#### [EXERCISE]
Give the data below again, word for word.

-----

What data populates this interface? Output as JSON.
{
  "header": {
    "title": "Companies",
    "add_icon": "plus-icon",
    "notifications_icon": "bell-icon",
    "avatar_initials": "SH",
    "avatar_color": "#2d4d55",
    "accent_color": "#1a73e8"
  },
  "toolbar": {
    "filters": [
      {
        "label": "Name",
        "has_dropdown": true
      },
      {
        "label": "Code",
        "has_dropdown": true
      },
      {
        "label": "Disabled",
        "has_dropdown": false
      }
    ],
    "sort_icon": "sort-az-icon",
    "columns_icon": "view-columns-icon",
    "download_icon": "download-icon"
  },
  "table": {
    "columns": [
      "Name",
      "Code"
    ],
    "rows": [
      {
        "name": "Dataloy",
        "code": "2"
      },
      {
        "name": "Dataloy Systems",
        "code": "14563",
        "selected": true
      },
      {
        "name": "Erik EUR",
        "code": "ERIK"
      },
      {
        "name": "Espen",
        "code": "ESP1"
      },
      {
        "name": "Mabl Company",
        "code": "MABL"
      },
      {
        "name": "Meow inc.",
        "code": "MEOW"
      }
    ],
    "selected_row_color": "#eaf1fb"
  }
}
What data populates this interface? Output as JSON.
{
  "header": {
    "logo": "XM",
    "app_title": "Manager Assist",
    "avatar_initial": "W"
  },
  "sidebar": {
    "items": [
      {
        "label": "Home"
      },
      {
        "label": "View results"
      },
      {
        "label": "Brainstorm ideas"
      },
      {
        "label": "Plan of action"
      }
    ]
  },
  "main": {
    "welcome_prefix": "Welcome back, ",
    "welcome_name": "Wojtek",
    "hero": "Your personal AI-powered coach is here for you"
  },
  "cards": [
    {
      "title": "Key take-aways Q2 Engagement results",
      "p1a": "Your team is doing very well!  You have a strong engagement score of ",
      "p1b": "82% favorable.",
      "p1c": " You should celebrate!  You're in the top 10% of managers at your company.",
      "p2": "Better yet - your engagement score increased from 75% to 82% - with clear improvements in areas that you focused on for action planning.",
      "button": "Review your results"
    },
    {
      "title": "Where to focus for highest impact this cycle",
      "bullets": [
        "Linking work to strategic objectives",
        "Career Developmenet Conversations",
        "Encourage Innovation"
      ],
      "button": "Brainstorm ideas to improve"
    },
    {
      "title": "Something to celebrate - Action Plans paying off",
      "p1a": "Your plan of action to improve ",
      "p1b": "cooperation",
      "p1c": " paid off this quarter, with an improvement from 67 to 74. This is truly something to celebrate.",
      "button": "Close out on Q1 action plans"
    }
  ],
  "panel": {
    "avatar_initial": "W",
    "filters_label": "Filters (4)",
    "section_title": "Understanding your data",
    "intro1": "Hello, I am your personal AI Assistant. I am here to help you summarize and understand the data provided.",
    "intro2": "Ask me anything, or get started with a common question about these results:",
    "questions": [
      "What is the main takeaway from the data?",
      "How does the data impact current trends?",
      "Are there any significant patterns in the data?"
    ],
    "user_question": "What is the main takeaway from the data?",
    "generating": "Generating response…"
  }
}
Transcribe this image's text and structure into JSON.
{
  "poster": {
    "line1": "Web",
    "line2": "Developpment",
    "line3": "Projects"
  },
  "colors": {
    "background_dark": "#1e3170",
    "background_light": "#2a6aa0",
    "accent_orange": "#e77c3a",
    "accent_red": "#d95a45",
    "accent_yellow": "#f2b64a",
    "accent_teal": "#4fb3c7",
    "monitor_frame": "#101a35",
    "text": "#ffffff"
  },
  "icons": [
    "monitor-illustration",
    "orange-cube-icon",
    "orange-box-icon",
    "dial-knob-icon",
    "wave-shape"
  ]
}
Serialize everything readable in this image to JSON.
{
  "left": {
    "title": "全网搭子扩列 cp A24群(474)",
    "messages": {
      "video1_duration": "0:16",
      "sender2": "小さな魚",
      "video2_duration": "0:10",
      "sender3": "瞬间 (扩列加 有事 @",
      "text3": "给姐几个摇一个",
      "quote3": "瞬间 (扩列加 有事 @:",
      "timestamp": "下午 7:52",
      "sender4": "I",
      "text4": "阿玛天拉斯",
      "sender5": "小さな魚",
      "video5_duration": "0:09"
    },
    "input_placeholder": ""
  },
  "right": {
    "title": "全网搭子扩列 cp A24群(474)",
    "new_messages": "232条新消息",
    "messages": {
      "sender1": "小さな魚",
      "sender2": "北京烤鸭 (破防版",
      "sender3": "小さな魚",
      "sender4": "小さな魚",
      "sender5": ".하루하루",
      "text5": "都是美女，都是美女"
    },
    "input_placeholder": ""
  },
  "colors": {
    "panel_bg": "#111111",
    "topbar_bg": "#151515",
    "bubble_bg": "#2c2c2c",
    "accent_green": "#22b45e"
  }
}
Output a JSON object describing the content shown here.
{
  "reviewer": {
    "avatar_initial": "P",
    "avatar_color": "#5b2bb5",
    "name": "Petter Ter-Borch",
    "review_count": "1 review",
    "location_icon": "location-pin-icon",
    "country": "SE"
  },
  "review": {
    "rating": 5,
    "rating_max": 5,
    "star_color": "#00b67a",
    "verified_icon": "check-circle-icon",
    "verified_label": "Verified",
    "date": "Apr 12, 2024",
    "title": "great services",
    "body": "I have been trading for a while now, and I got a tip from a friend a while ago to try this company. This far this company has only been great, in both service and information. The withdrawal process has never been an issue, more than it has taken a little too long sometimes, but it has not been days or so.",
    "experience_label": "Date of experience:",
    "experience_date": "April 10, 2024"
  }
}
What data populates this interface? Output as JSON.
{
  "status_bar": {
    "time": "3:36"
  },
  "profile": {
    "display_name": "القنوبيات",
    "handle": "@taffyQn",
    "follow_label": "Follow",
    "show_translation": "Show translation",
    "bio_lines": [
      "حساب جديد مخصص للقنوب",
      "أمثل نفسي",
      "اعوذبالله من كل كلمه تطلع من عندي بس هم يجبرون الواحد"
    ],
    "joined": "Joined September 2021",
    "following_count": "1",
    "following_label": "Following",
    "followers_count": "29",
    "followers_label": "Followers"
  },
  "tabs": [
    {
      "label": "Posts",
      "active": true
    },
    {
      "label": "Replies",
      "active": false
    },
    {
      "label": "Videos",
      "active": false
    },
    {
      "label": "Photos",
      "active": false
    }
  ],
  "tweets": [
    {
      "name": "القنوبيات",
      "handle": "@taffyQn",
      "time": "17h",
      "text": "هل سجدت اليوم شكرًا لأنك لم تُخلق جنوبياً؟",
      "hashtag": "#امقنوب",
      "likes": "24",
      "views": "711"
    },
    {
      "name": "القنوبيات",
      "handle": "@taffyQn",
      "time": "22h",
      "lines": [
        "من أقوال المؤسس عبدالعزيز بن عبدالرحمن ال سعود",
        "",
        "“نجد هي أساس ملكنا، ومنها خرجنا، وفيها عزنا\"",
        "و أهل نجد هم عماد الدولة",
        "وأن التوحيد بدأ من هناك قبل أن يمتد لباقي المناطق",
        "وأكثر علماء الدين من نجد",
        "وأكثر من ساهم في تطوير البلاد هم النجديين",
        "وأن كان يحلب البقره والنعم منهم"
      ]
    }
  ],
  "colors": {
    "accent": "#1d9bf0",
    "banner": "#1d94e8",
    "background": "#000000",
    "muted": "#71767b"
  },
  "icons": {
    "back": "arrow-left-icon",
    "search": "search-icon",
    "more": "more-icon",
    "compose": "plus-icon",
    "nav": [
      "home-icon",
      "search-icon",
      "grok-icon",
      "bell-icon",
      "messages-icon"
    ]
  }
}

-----

#### [OUTPUT OF THE EXERCISE]
What data populates this interface? Output as JSON.
{
  "header": {
    "title": "Companies",
    "add_icon": "plus-icon",
    "notifications_icon": "bell-icon",
    "avatar_initials": "SH",
    "avatar_color": "#2d4d55",
    "accent_color": "#1a73e8"
  },
  "toolbar": {
    "filters": [
      {
        "label": "Name",
        "has_dropdown": true
      },
      {
        "label": "Code",
        "has_dropdown": true
      },
      {
        "label": "Disabled",
        "has_dropdown": false
      }
    ],
    "sort_icon": "sort-az-icon",
    "columns_icon": "view-columns-icon",
    "download_icon": "download-icon"
  },
  "table": {
    "columns": [
      "Name",
      "Code"
    ],
    "rows": [
      {
        "name": "Dataloy",
        "code": "2"
      },
      {
        "name": "Dataloy Systems",
        "code": "14563",
        "selected": true
      },
      {
        "name": "Erik EUR",
        "code": "ERIK"
      },
      {
        "name": "Espen",
        "code": "ESP1"
      },
      {
        "name": "Mabl Company",
        "code": "MABL"
      },
      {
        "name": "Meow inc.",
        "code": "MEOW"
      }
    ],
    "selected_row_color": "#eaf1fb"
  }
}
What data populates this interface? Output as JSON.
{
  "header": {
    "logo": "XM",
    "app_title": "Manager Assist",
    "avatar_initial": "W"
  },
  "sidebar": {
    "items": [
      {
        "label": "Home"
      },
      {
        "label": "View results"
      },
      {
        "label": "Brainstorm ideas"
      },
      {
        "label": "Plan of action"
      }
    ]
  },
  "main": {
    "welcome_prefix": "Welcome back, ",
    "welcome_name": "Wojtek",
    "hero": "Your personal AI-powered coach is here for you"
  },
  "cards": [
    {
      "title": "Key take-aways Q2 Engagement results",
      "p1a": "Your team is doing very well!  You have a strong engagement score of ",
      "p1b": "82% favorable.",
      "p1c": " You should celebrate!  You're in the top 10% of managers at your company.",
      "p2": "Better yet - your engagement score increased from 75% to 82% - with clear improvements in areas that you focused on for action planning.",
      "button": "Review your results"
    },
    {
      "title": "Where to focus for highest impact this cycle",
      "bullets": [
        "Linking work to strategic objectives",
        "Career Developmenet Conversations",
        "Encourage Innovation"
      ],
      "button": "Brainstorm ideas to improve"
    },
    {
      "title": "Something to celebrate - Action Plans paying off",
      "p1a": "Your plan of action to improve ",
      "p1b": "cooperation",
      "p1c": " paid off this quarter, with an improvement from 67 to 74. This is truly something to celebrate.",
      "button": "Close out on Q1 action plans"
    }
  ],
  "panel": {
    "avatar_initial": "W",
    "filters_label": "Filters (4)",
    "section_title": "Understanding your data",
    "intro1": "Hello, I am your personal AI Assistant. I am here to help you summarize and understand the data provided.",
    "intro2": "Ask me anything, or get started with a common question about these results:",
    "questions": [
      "What is the main takeaway from the data?",
      "How does the data impact current trends?",
      "Are there any significant patterns in the data?"
    ],
    "user_question": "What is the main takeaway from the data?",
    "generating": "Generating response…"
  }
}
Transcribe this image's text and structure into JSON.
{
  "poster": {
    "line1": "Web",
    "line2": "Developpment",
    "line3": "Projects"
  },
  "colors": {
    "background_dark": "#1e3170",
    "background_light": "#2a6aa0",
    "accent_orange": "#e77c3a",
    "accent_red": "#d95a45",
    "accent_yellow": "#f2b64a",
    "accent_teal": "#4fb3c7",
    "monitor_frame": "#101a35",
    "text": "#ffffff"
  },
  "icons": [
    "monitor-illustration",
    "orange-cube-icon",
    "orange-box-icon",
    "dial-knob-icon",
    "wave-shape"
  ]
}
Serialize everything readable in this image to JSON.
{
  "left": {
    "title": "全网搭子扩列 cp A24群(474)",
    "messages": {
      "video1_duration": "0:16",
      "sender2": "小さな魚",
      "video2_duration": "0:10",
      "sender3": "瞬间 (扩列加 有事 @",
      "text3": "给姐几个摇一个",
      "quote3": "瞬间 (扩列加 有事 @:",
      "timestamp": "下午 7:52",
      "sender4": "I",
      "text4": "阿玛天拉斯",
      "sender5": "小さな魚",
      "video5_duration": "0:09"
    },
    "input_placeholder": ""
  },
  "right": {
    "title": "全网搭子扩列 cp A24群(474)",
    "new_messages": "232条新消息",
    "messages": {
      "sender1": "小さな魚",
      "sender2": "北京烤鸭 (破防版",
      "sender3": "小さな魚",
      "sender4": "小さな魚",
      "sender5": ".하루하루",
      "text5": "都是美女，都是美女"
    },
    "input_placeholder": ""
  },
  "colors": {
    "panel_bg": "#111111",
    "topbar_bg": "#151515",
    "bubble_bg": "#2c2c2c",
    "accent_green": "#22b45e"
  }
}
Output a JSON object describing the content shown here.
{
  "reviewer": {
    "avatar_initial": "P",
    "avatar_color": "#5b2bb5",
    "name": "Petter Ter-Borch",
    "review_count": "1 review",
    "location_icon": "location-pin-icon",
    "country": "SE"
  },
  "review": {
    "rating": 5,
    "rating_max": 5,
    "star_color": "#00b67a",
    "verified_icon": "check-circle-icon",
    "verified_label": "Verified",
    "date": "Apr 12, 2024",
    "title": "great services",
    "body": "I have been trading for a while now, and I got a tip from a friend a while ago to try this company. This far this company has only been great, in both service and information. The withdrawal process has never been an issue, more than it has taken a little too long sometimes, but it has not been days or so.",
    "experience_label": "Date of experience:",
    "experience_date": "April 10, 2024"
  }
}
What data populates this interface? Output as JSON.
{
  "status_bar": {
    "time": "3:36"
  },
  "profile": {
    "display_name": "القنوبيات",
    "handle": "@taffyQn",
    "follow_label": "Follow",
    "show_translation": "Show translation",
    "bio_lines": [
      "حساب جديد مخصص للقنوب",
      "أمثل نفسي",
      "اعوذبالله من كل كلمه تطلع من عندي بس هم يجبرون الواحد"
    ],
    "joined": "Joined September 2021",
    "following_count": "1",
    "following_label": "Following",
    "followers_count": "29",
    "followers_label": "Followers"
  },
  "tabs": [
    {
      "label": "Posts",
      "active": true
    },
    {
      "label": "Replies",
      "active": false
    },
    {
      "label": "Videos",
      "active": false
    },
    {
      "label": "Photos",
      "active": false
    }
  ],
  "tweets": [
    {
      "name": "القنوبيات",
      "handle": "@taffyQn",
      "time": "17h",
      "text": "هل سجدت اليوم شكرًا لأنك لم تُخلق جنوبياً؟",
      "hashtag": "#امقنوب",
      "likes": "24",
      "views": "711"
    },
    {
      "name": "القنوبيات",
      "handle": "@taffyQn",
      "time": "22h",
      "lines": [
        "من أقوال المؤسس عبدالعزيز بن عبدالرحمن ال سعود",
        "",
        "“نجد هي أساس ملكنا، ومنها خرجنا، وفيها عزنا\"",
        "و أهل نجد هم عماد الدولة",
        "وأن التوحيد بدأ من هناك قبل أن يمتد لباقي المناطق",
        "وأكثر علماء الدين من نجد",
        "وأكثر من ساهم في تطوير البلاد هم النجديين",
        "وأن كان يحلب البقره والنعم منهم"
      ]
    }
  ],
  "colors": {
    "accent": "#1d9bf0",
    "banner": "#1d94e8",
    "background": "#000000",
    "muted": "#71767b"
  },
  "icons": {
    "back": "arrow-left-icon",
    "search": "search-icon",
    "more": "more-icon",
    "compose": "plus-icon",
    "nav": [
      "home-icon",
      "search-icon",
      "grok-icon",
      "bell-icon",
      "messages-icon"
    ]
  }
}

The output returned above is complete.